The resistance to the Nazis from within the German working class itself is a subject much overlooked in mainstream narratives around World War 2. The typical narrative that most people in Britain will come across is one of a relatively homogenous fascist population (minus Jews, homosexuals, Romanis, disabled people, etc.) that was overcome by the “good guys” of world politics at the time, chiefly Churchill and his plucky band of Brits. So the myth goes.
Anti-Nazi Germans by Merilyn Moos offers a compelling left-wing alternative to this narrative. How could militants from the most advanced section of the European working class all be subsumed into the Nazi state? The answer is of course that they were not.
Whilst the key organisations and institutions of the German labour movement were systematically dismantled, militants continued to operate underground at great personal risk though with limited impact. The lesson here for the working class today is of course that if we are going to have any hope against the growing threat posed by the far-right it is urgent we set about strengthening the capacity of organised labour to resist attacks against any and all sections of our class.
Moos’ book is particularly worth reading for her approach to documenting the German resistance. Rather than simply taking the official lines of the leadership of the [social-democratic] SPD, [Stalinist] KPD and other smaller left organisations of the time such as those of the Trotskyist tradition and projecting those views on the rank and file members of each organisation, Moos takes a detailed view of individual rank and file militants and shows that their approach to anti-fascism and resistance to the Nazi state was not necessarily in line with what their party line dictated.
That is perhaps most evident in the KPD, whose approach to the Nazis was nothing short of disastrous, both on principle and in terms of antifascist tactics. That does not however exclude working class militants active within the KPD from displaying a great deal of bravery in the face of extraordinary difficulty.

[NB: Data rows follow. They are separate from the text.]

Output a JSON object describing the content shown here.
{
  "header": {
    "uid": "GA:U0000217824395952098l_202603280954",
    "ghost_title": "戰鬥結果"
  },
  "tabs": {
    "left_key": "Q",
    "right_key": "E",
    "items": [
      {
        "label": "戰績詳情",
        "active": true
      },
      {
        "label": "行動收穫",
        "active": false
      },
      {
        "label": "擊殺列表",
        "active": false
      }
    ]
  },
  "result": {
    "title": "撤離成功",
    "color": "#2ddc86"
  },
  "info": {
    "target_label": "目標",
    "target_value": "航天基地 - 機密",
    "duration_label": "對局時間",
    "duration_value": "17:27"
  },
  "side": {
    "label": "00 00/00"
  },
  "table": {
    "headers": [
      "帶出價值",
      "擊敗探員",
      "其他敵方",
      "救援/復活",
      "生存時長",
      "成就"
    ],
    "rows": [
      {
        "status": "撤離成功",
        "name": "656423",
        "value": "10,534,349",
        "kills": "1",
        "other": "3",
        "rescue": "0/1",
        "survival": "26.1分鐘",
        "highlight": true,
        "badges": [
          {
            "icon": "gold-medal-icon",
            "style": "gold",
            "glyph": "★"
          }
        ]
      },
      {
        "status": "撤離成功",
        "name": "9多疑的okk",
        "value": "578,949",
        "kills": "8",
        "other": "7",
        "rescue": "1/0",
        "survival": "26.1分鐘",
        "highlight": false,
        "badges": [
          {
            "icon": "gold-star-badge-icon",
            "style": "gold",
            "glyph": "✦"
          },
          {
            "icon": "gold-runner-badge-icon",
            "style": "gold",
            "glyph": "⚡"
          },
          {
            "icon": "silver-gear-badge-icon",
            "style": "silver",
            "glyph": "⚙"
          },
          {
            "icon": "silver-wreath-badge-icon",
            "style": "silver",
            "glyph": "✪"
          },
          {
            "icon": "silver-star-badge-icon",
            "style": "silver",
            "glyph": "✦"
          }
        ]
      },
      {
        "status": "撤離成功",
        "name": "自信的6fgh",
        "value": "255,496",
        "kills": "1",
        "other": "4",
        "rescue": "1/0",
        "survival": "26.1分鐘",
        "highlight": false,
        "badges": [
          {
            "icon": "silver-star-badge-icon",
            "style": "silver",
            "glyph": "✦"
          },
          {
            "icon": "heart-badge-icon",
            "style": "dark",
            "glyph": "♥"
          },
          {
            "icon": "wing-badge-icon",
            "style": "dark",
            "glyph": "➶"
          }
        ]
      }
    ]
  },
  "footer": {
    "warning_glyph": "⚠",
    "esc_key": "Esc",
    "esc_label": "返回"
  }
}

Within the same volume, published by Community Languages, Steve Cushion writes about the presence of German volunteers within the French resistance, another topic that has been the subject of much revision as a part of France’s national myth.
The official French story of the French resistance, constructed in the post-war period by the supporters of De Gaulle and the French Communist Party, both portrayed the resistance as simply a struggle for national self-determination and largely ignored the role of foreign militants active in the resistance. The resistance did of course involve a great number of left wing Germans as well as a large proportion of Jewish militants from Eastern Europe, many who found themselves in France after fighting in the civil war in Spain. That constituent of the resistance certainly had very little interest in liberating France in order to maintain French imperial rule.
In general, Cushion argues in favour of the Resistance’s policy of individual assassination as a tactic against German soldiers — though he does mention alternatives such as that put forward by Martin Monath, a German exile who helped to produce Arbeiter und Soldat (a Trotskyist newspaper circulated among German soldiers in France) and argued that French workers and German soldiers should work together given the potential for German soldiers as activists in a German uprising at the end of the war.
That was a position that was held by the Trotskyists in France at the time, who argued against individual assassination on the basis that it drove a wedge between the French and the Germans, the unity of whom was essential for a working class victory.
This book is well worth reading for anyone seeking a bottom-up account of resistance in the Second World War, a topic which holds clear lessons for our own time and the challenges that will no doubt confront the labour movement.